## EXERCISE DETAILS
After going through the data below, state how many lines contain "kind", and nothing else.
------ TASK INPUTS ------
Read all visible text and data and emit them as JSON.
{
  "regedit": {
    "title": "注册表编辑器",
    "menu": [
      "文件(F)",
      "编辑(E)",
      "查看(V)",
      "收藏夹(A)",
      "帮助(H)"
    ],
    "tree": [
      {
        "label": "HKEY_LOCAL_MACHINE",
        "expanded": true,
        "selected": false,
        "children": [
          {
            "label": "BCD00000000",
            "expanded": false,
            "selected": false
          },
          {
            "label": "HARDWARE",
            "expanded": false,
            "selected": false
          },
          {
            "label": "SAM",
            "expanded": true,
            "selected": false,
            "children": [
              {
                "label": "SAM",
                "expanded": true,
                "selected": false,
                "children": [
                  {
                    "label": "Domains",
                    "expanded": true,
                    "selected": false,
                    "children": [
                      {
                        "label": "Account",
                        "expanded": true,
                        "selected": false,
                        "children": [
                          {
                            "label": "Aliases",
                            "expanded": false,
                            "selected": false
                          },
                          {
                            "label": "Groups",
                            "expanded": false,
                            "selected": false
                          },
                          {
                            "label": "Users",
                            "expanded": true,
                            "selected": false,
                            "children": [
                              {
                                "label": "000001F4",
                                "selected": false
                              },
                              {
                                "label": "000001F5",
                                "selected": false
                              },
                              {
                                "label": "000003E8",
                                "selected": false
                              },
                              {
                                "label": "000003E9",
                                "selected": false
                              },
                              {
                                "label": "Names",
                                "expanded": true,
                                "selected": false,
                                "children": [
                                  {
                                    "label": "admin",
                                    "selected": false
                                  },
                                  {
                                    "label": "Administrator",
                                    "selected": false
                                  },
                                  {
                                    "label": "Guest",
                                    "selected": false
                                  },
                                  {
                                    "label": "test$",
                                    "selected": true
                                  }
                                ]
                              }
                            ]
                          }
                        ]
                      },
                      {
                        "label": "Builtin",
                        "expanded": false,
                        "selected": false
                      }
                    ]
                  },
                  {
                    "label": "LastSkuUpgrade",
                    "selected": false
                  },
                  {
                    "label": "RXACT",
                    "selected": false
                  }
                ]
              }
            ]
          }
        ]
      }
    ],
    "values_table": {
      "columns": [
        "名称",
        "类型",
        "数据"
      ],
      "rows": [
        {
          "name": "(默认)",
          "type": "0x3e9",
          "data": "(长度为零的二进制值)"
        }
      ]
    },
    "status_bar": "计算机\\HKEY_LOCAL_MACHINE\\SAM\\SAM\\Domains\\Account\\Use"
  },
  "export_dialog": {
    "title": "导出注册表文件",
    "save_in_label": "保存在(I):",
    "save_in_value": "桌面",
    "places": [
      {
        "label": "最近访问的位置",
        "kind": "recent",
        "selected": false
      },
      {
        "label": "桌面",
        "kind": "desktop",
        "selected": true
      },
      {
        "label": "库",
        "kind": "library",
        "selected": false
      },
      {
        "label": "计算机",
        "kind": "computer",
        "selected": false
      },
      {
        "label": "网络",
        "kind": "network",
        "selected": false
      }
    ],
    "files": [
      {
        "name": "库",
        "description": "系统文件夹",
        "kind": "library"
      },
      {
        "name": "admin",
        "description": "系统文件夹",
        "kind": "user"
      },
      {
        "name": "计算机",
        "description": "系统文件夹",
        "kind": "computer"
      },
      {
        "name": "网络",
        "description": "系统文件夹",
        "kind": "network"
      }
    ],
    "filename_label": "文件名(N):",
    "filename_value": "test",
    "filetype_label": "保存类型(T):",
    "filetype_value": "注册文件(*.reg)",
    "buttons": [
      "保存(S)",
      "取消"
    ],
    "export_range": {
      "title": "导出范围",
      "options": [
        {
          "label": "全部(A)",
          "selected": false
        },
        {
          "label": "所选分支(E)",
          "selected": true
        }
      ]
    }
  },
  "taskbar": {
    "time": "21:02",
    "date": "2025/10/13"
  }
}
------
## SOLUTION FOR THIS PROBLEM
9